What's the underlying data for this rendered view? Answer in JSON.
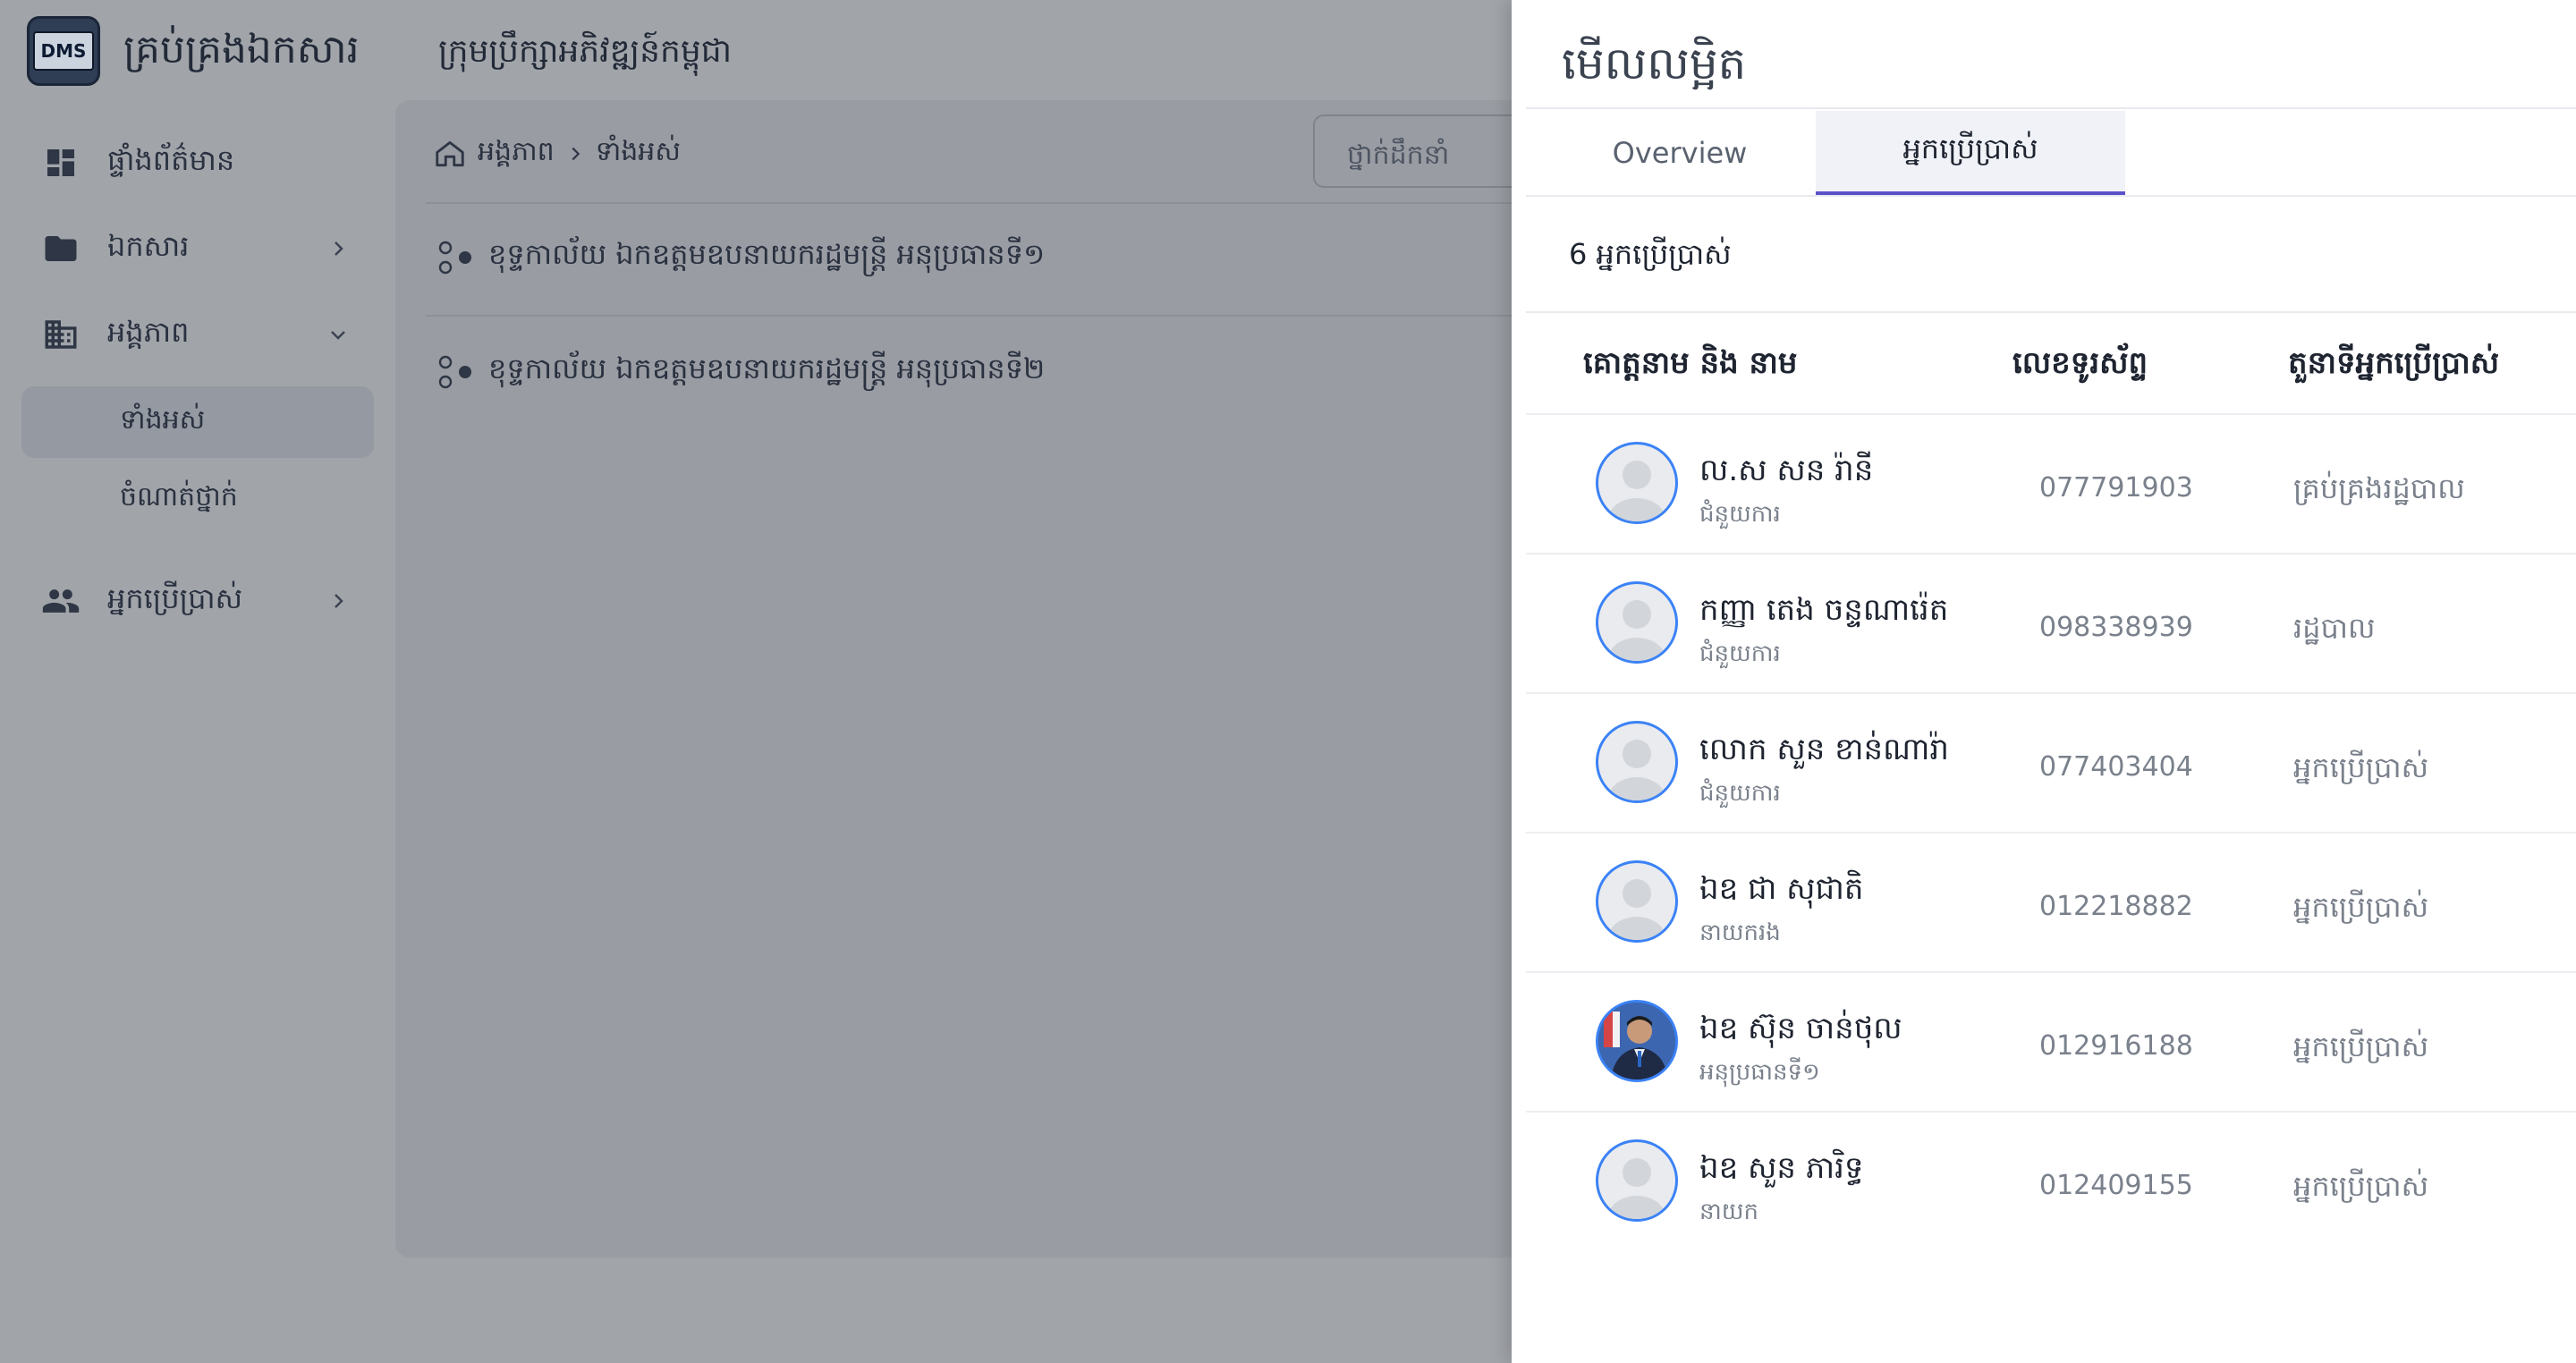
{
  "app": {
    "logo_text": "DMS",
    "title": "គ្រប់គ្រងឯកសារ",
    "org_name": "ក្រុមប្រឹក្សាអភិវឌ្ឍន៍កម្ពុជា"
  },
  "sidebar": {
    "items": [
      {
        "label": "ផ្ទាំងព័ត៌មាន",
        "icon": "dashboard-icon"
      },
      {
        "label": "ឯកសារ",
        "icon": "folder-icon"
      },
      {
        "label": "អង្គភាព",
        "icon": "building-icon"
      },
      {
        "label": "អ្នកប្រើប្រាស់",
        "icon": "people-icon"
      }
    ],
    "sub_items": [
      "ទាំងអស់",
      "ចំណាត់ថ្នាក់"
    ]
  },
  "main": {
    "breadcrumb": [
      "អង្គភាព",
      "ទាំងអស់"
    ],
    "filter_placeholder": "ថ្នាក់ដឹកនាំ",
    "units": [
      "ខុទ្ទកាល័យ ឯកឧត្តមឧបនាយករដ្ឋមន្ត្រី អនុប្រធានទី១",
      "ខុទ្ទកាល័យ ឯកឧត្តមឧបនាយករដ្ឋមន្ត្រី អនុប្រធានទី២"
    ]
  },
  "drawer": {
    "title": "មើលលម្អិត",
    "tabs": [
      "Overview",
      "អ្នកប្រើប្រាស់"
    ],
    "active_tab": "អ្នកប្រើប្រាស់",
    "user_count": "6 អ្នកប្រើប្រាស់",
    "table": {
      "headers": [
        "គោត្តនាម និង នាម",
        "លេខទូរស័ព្ទ",
        "តួនាទីអ្នកប្រើប្រាស់"
      ],
      "rows": [
        {
          "name": "ល.ស សន រ៉ានី",
          "role": "ជំនួយការ",
          "phone": "077791903",
          "user_type": "គ្រប់គ្រងរដ្ឋបាល",
          "avatar": "default"
        },
        {
          "name": "កញ្ញា តេង ចន្ទណារ៉េត",
          "role": "ជំនួយការ",
          "phone": "098338939",
          "user_type": "រដ្ឋបាល",
          "avatar": "default"
        },
        {
          "name": "លោក សួន ខាន់ណារ៉ា",
          "role": "ជំនួយការ",
          "phone": "077403404",
          "user_type": "អ្នកប្រើប្រាស់",
          "avatar": "default"
        },
        {
          "name": "ឯឧ ជា សុជាតិ",
          "role": "នាយករង",
          "phone": "012218882",
          "user_type": "អ្នកប្រើប្រាស់",
          "avatar": "default"
        },
        {
          "name": "ឯឧ ស៊ុន ចាន់ថុល",
          "role": "អនុប្រធានទី១",
          "phone": "012916188",
          "user_type": "អ្នកប្រើប្រាស់",
          "avatar": "photo"
        },
        {
          "name": "ឯឧ សួន ភារិទ្ធ",
          "role": "នាយក",
          "phone": "012409155",
          "user_type": "អ្នកប្រើប្រាស់",
          "avatar": "default"
        }
      ]
    }
  },
  "colors": {
    "overlay": "#a1a4a9",
    "accent": "#5b52c9",
    "avatar_ring": "#3b82f6"
  }
}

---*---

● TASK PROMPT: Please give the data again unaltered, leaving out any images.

● REPLY:
What's the underlying data for this rendered view? Answer in JSON.
{
  "app": {
    "logo_text": "DMS",
    "title": "គ្រប់គ្រងឯកសារ",
    "org_name": "ក្រុមប្រឹក្សាអភិវឌ្ឍន៍កម្ពុជា"
  },
  "sidebar": {
    "items": [
      {
        "label": "ផ្ទាំងព័ត៌មាន",
        "icon": "dashboard-icon"
      },
      {
        "label": "ឯកសារ",
        "icon": "folder-icon"
      },
      {
        "label": "អង្គភាព",
        "icon": "building-icon"
      },
      {
        "label": "អ្នកប្រើប្រាស់",
        "icon": "people-icon"
      }
    ],
    "sub_items": [
      "ទាំងអស់",
      "ចំណាត់ថ្នាក់"
    ]
  },
  "main": {
    "breadcrumb": [
      "អង្គភាព",
      "ទាំងអស់"
    ],
    "filter_placeholder": "ថ្នាក់ដឹកនាំ",
    "units": [
      "ខុទ្ទកាល័យ ឯកឧត្តមឧបនាយករដ្ឋមន្ត្រី អនុប្រធានទី១",
      "ខុទ្ទកាល័យ ឯកឧត្តមឧបនាយករដ្ឋមន្ត្រី អនុប្រធានទី២"
    ]
  },
  "drawer": {
    "title": "មើលលម្អិត",
    "tabs": [
      "Overview",
      "អ្នកប្រើប្រាស់"
    ],
    "active_tab": "អ្នកប្រើប្រាស់",
    "user_count": "6 អ្នកប្រើប្រាស់",
    "table": {
      "headers": [
        "គោត្តនាម និង នាម",
        "លេខទូរស័ព្ទ",
        "តួនាទីអ្នកប្រើប្រាស់"
      ],
      "rows": [
        {
          "name": "ល.ស សន រ៉ានី",
          "role": "ជំនួយការ",
          "phone": "077791903",
          "user_type": "គ្រប់គ្រងរដ្ឋបាល",
          "avatar": "default"
        },
        {
          "name": "កញ្ញា តេង ចន្ទណារ៉េត",
          "role": "ជំនួយការ",
          "phone": "098338939",
          "user_type": "រដ្ឋបាល",
          "avatar": "default"
        },
        {
          "name": "លោក សួន ខាន់ណារ៉ា",
          "role": "ជំនួយការ",
          "phone": "077403404",
          "user_type": "អ្នកប្រើប្រាស់",
          "avatar": "default"
        },
        {
          "name": "ឯឧ ជា សុជាតិ",
          "role": "នាយករង",
          "phone": "012218882",
          "user_type": "អ្នកប្រើប្រាស់",
          "avatar": "default"
        },
        {
          "name": "ឯឧ ស៊ុន ចាន់ថុល",
          "role": "អនុប្រធានទី១",
          "phone": "012916188",
          "user_type": "អ្នកប្រើប្រាស់",
          "avatar": "photo"
        },
        {
          "name": "ឯឧ សួន ភារិទ្ធ",
          "role": "នាយក",
          "phone": "012409155",
          "user_type": "អ្នកប្រើប្រាស់",
          "avatar": "default"
        }
      ]
    }
  },
  "colors": {
    "overlay": "#a1a4a9",
    "accent": "#5b52c9",
    "avatar_ring": "#3b82f6"
  }
}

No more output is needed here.